Japan must not get its priorities wrong out of fear of irritating Iran. If Japan eliminates the important waterways of the Strait of Hormuz and the Persian Gulf, our nation’s intent to protect its vessels may be questioned and the SDF troops dispatched could even be ridiculed.
When SDF are dispatched under the “surveys and research” provisions in the Act for the Establishment of the Ministry of Defense, personnel cannot use weapons to protect commercial vessels related to Japan. The government says that the situation does not require the SDF to escort ships immediately, but we would like to see the government make preparations so the SDF can engage in rescue activities if the situation were to suddenly change. If a foreign ship were to be in crisis near an SDF vessel, it could not stand by idly without offering help. Japan should consider responses in advance, including being ready to issue an order for maritime patrol operations.

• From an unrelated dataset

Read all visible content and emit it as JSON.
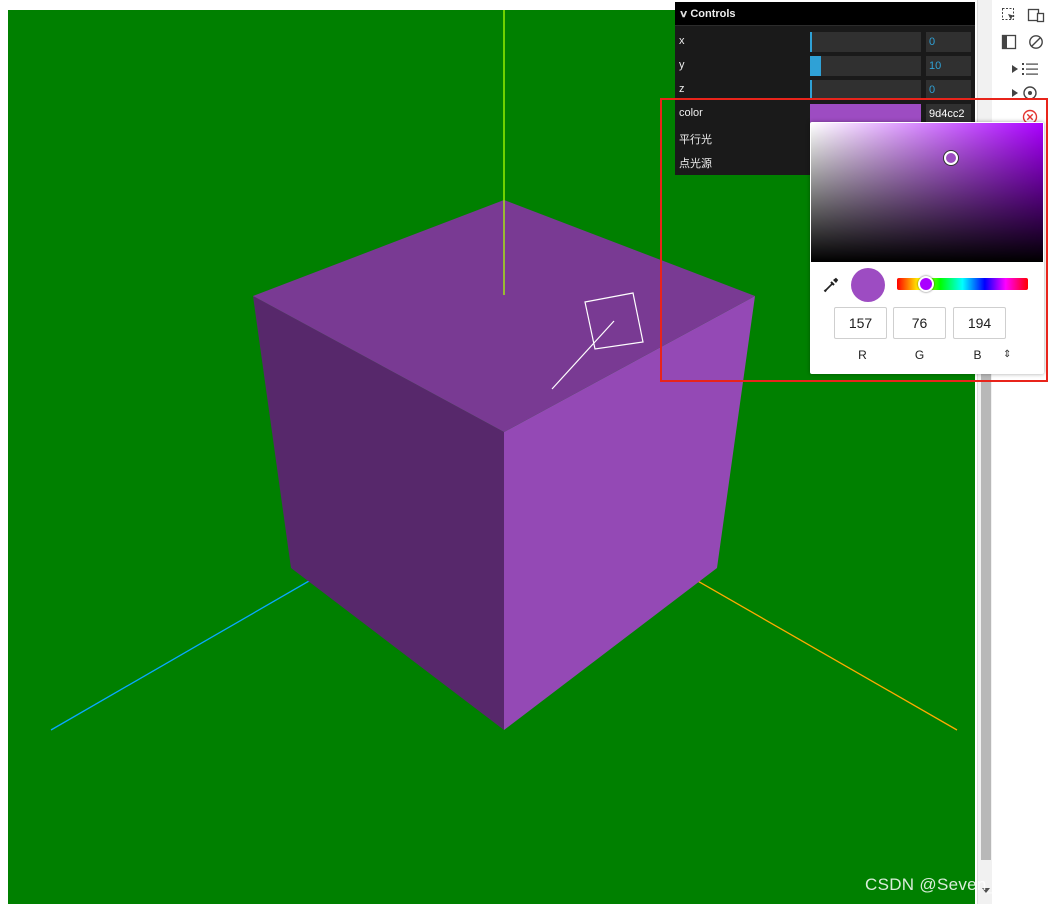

It would have been better [for Japan] to join the coalition of the willing from the start. The government says it will be in close contact with the United States even if Japan does not participate in the initiative. If that is the case, the Foreign Ministry and the Defense Ministry should do their utmost to negotiate with the U.S. so that a situation where the U.S. does not provide adequate information to the SDF is avoided. It goes without saying that the SDF should supply information to the U.S.